Scan the listing for "ufidawhy" and copy out each line that has it.

━━━━━━━━━━━━━━━━━━━━

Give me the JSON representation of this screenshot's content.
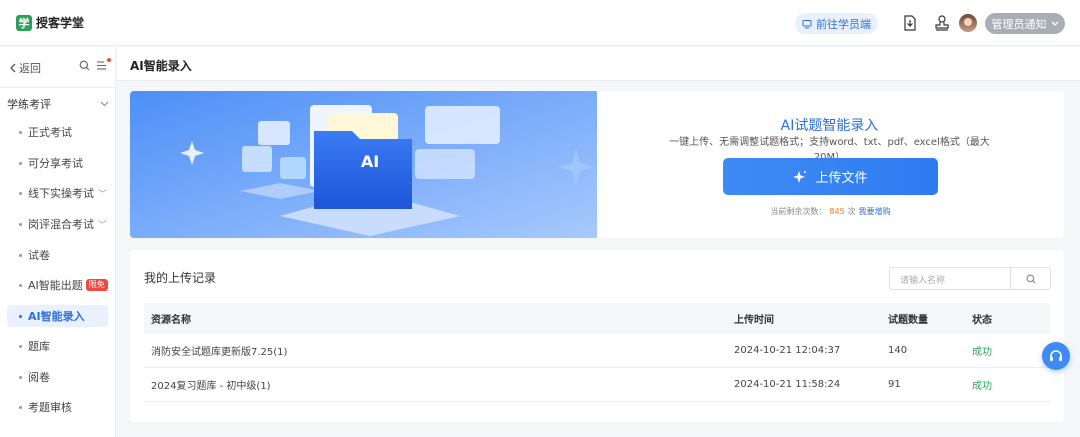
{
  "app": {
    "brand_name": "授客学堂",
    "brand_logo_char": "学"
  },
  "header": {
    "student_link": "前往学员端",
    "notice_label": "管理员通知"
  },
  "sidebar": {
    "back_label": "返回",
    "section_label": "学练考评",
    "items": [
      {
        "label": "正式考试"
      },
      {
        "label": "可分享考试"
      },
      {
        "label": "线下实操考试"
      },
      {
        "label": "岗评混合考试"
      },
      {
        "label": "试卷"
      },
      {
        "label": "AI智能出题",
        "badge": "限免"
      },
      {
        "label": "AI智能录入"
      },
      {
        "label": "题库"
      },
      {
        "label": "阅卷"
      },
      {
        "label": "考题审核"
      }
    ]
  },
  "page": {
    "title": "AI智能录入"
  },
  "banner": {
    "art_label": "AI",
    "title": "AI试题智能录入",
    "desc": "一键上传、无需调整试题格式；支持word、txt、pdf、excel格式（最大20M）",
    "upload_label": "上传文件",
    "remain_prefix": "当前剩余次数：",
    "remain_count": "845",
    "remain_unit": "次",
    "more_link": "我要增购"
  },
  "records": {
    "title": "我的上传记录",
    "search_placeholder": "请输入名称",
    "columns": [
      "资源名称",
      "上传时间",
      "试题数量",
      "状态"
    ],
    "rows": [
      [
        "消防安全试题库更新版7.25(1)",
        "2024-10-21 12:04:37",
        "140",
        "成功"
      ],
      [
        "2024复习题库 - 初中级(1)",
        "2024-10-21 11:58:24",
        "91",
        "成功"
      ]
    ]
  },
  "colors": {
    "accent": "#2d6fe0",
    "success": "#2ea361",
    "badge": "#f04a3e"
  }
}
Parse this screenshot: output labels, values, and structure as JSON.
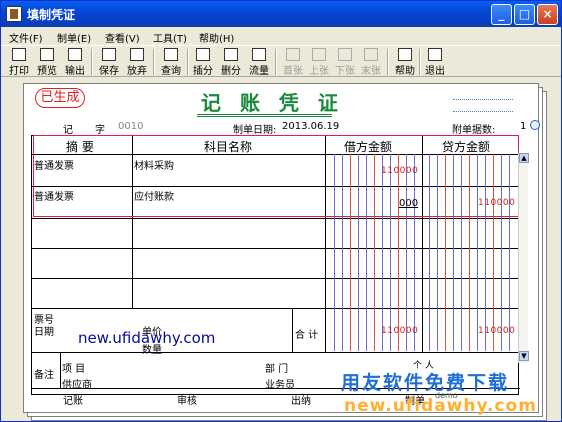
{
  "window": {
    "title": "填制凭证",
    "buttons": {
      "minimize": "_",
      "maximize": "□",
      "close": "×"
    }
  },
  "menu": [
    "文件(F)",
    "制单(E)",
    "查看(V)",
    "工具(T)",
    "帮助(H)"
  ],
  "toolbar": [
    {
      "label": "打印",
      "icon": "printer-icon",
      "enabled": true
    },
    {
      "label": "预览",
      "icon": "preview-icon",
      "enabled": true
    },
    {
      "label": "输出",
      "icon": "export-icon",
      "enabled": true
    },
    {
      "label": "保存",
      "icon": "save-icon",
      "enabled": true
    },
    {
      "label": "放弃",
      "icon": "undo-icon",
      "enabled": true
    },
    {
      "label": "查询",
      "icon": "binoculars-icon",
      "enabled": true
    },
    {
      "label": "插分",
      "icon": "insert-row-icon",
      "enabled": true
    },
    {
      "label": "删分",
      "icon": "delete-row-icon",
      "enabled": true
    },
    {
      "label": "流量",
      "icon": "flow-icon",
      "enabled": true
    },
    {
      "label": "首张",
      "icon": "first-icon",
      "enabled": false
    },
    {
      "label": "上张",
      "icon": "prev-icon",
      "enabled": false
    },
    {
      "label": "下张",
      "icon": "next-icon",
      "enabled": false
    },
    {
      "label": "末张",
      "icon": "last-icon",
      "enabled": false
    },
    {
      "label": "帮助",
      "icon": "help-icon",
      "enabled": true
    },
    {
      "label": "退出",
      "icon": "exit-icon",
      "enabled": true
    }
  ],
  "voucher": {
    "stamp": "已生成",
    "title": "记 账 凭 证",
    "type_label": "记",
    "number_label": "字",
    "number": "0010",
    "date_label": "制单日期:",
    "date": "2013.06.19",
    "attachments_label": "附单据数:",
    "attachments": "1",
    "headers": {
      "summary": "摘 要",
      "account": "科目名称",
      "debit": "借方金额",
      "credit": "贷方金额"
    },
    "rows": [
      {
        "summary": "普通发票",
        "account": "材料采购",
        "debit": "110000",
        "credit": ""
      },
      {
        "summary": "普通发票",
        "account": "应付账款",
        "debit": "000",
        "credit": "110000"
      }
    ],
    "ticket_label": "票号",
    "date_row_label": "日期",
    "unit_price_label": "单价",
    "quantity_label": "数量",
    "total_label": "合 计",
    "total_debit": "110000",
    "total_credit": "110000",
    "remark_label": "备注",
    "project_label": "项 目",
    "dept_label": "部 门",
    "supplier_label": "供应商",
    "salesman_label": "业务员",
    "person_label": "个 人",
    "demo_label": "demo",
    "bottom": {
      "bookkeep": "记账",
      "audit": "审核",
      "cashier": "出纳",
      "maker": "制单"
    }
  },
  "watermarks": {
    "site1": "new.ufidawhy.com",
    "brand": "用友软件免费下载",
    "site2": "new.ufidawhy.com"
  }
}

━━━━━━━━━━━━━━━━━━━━

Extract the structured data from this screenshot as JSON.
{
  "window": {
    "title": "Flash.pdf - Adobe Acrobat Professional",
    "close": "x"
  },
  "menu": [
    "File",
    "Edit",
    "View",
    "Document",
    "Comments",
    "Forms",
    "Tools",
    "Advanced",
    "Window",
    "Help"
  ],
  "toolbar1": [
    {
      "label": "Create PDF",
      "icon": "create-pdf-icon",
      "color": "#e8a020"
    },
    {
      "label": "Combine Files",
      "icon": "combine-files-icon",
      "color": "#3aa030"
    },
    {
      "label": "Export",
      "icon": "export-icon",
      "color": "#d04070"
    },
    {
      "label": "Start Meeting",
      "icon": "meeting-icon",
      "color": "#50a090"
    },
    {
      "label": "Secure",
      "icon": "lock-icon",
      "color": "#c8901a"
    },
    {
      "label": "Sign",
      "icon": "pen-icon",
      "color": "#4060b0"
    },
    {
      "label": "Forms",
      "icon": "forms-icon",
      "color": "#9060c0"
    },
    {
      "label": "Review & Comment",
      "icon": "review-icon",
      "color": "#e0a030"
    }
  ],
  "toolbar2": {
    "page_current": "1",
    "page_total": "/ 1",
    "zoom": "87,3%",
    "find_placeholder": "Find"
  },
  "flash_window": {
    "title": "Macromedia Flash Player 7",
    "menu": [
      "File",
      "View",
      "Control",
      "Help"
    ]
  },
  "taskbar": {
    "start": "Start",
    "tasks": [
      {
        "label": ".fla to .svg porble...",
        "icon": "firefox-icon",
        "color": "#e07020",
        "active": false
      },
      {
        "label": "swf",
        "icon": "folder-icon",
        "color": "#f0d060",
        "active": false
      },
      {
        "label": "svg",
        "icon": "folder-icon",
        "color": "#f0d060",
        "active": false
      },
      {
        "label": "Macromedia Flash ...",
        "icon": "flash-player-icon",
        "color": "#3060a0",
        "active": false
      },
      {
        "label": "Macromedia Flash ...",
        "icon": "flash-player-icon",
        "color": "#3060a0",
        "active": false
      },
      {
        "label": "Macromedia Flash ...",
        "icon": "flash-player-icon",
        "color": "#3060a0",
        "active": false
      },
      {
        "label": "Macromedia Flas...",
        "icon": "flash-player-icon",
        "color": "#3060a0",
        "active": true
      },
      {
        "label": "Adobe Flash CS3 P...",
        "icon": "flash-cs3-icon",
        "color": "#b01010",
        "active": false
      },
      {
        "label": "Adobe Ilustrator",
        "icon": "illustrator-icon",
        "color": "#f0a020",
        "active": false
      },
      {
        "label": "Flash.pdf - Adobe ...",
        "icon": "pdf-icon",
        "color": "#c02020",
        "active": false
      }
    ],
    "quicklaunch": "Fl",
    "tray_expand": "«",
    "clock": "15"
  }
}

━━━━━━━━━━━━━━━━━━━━

• TASK OUTPUT:
    "site1": "new.ufidawhy.com",
    "site2": "new.ufidawhy.com"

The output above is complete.